Having finished his career as one of the most accomplished players of all time, Kareem Abdul-Jabbar needed no further introduction. So, when the NBA hailed its greatest players in the last 75 years, everybody was sure Abdul-Jabbar got his spot there.
The best Kareem interview
While honoring Abdul-Jabbar in an NBA 75 stories video, Riley said he has many memories with his best player; however, there is one that stands out.
"We had a chance to be teammates in the 70s when he came to the Lakers. And obviously, the greatest 10 years of my coaching life was being able to coach you and the Lakers during the 'Showtime' years. But there's one moment that really stands out that I remember about you of so many," Riley began.
Riley will never forget how Abdul-Jabbar dealt with the media after "The Memorial Day Massacre," where the Lakers "got beat 148-114" by the Boston Celtics in Game 1 of the 1985 NBA Finals.
Riley said Kareem spent the next three days constantly working on his game, and he got the results he wanted in Game 2. While winning was always sweet, Riley said the way Abdul-Jabbar addressed the media after the victory was even more satisfying.
"The media got on you pretty hard and for three days, you just went after it, went after it, went after it, honed your game, honed your heart, honed your mental state," Riley recounted. "In Game 2, you had 36 [points] and 15 [assists] and six assists and five blocks or whatever it was, the numbers were off the charts…and then after the game when the media surrounded your locker…I recall some pundit…saying, 'How do you explain your performance tonight after what happened on Sunday? And you tactfully said…' Contrary to public opinion, the demise of Kareem Abdul-Jabbar was highly exaggerated and there's more to come.' And there was. We won the championship in '85."
Kareem was right

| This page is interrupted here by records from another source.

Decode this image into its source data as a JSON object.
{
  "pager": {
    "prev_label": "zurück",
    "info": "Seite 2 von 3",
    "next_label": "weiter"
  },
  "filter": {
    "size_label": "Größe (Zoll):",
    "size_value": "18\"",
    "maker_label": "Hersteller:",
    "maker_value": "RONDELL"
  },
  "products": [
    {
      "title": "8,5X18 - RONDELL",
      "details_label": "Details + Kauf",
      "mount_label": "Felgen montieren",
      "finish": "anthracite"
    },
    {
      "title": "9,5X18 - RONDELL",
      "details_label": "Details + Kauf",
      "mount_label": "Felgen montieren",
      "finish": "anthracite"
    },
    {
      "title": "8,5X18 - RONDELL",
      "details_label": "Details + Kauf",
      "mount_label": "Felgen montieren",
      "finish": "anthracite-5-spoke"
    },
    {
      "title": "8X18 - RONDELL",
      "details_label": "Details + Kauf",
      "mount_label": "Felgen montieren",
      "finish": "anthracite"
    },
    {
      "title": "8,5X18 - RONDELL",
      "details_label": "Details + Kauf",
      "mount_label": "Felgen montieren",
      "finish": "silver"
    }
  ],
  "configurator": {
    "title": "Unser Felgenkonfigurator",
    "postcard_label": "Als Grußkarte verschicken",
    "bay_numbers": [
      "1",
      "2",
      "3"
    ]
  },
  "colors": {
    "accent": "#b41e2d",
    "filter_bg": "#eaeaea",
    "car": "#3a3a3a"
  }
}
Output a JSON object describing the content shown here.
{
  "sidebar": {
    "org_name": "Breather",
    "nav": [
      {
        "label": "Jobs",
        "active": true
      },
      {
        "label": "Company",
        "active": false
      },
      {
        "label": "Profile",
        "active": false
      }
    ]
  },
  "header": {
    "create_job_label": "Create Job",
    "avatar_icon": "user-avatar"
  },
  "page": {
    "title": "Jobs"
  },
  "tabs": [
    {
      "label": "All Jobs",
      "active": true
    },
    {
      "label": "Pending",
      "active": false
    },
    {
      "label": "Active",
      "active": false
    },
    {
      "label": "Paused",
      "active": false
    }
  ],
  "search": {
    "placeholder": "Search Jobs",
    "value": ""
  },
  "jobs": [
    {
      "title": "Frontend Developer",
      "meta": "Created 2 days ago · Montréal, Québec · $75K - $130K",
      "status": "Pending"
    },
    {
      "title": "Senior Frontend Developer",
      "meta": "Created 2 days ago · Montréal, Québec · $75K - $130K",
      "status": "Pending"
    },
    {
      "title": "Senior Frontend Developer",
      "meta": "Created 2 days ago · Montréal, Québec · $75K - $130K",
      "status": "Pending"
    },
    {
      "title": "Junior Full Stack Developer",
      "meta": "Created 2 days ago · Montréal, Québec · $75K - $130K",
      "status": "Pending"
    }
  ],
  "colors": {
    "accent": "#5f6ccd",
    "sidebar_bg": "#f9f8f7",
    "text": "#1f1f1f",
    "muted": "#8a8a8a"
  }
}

As it turned out, that specific Abdul-Jabbar's remark was more than just a vengeful response. Kareem was already 37 years old when the Lakers copped the 1985 NBA championship. But instead of gradually slowing down en route his twilight years in the league, Abdul-Jabbar played four more competitive seasons and won two more titles with the Lakers. He called it quits in 1989 at the age of 41 as the greatest scorer of all time, a record that still stands today.